Yodlee is a leading data aggregation and data analytics platform powering dynamic, cloud-based innovation for digital financial services. This advanced technology makes it easy for clients to upload documents, knowing that their information is protected.
How does Yodlee work?
Yodlee collects data on Lulalend’s site through screen scraping: a technique which collects data and sorts them into categories. After entering the details into Lulalend’s site, it gets encrypted from that point, to ensure that your details cannot be viewed by third parties. Your credentials are securely stored on Yodlee’s system and cannot be accessed by Lulalend
I don’t trust Yodlee, can I send you my bank statements?

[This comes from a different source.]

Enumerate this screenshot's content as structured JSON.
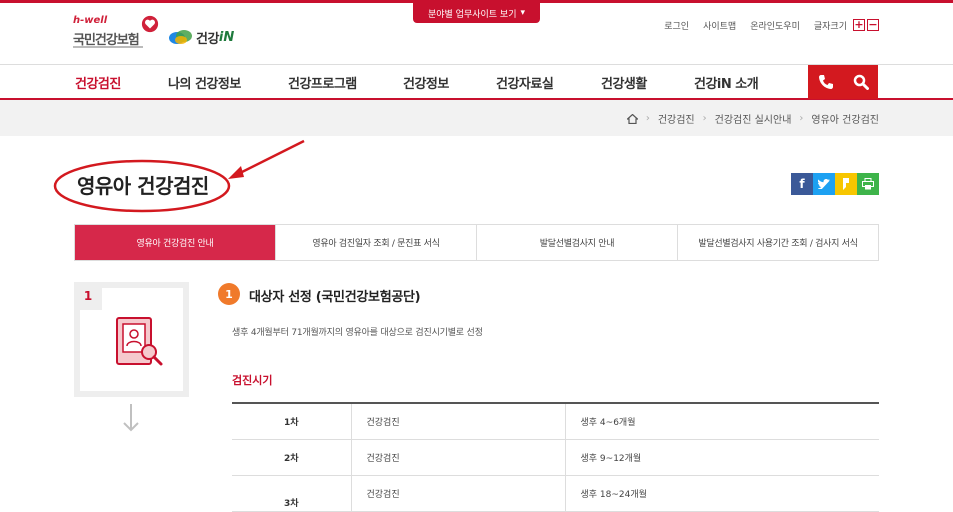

Yodlee is trusted and used by many major companies such as PayPal, Amazon and many global banks. We use it to get a read-only view of your bank transactional history. This allows us to process your application automatically, avoiding time consuming validations that are required for uploaded bank statements. Yodlee is totally secure and your bank credentials are never viewed or stored by us. Alternatively, you can upload your latest 3 months formal bank statements (Please be advised that scanned copies do not help much as it does not allow us to extract the data automatically).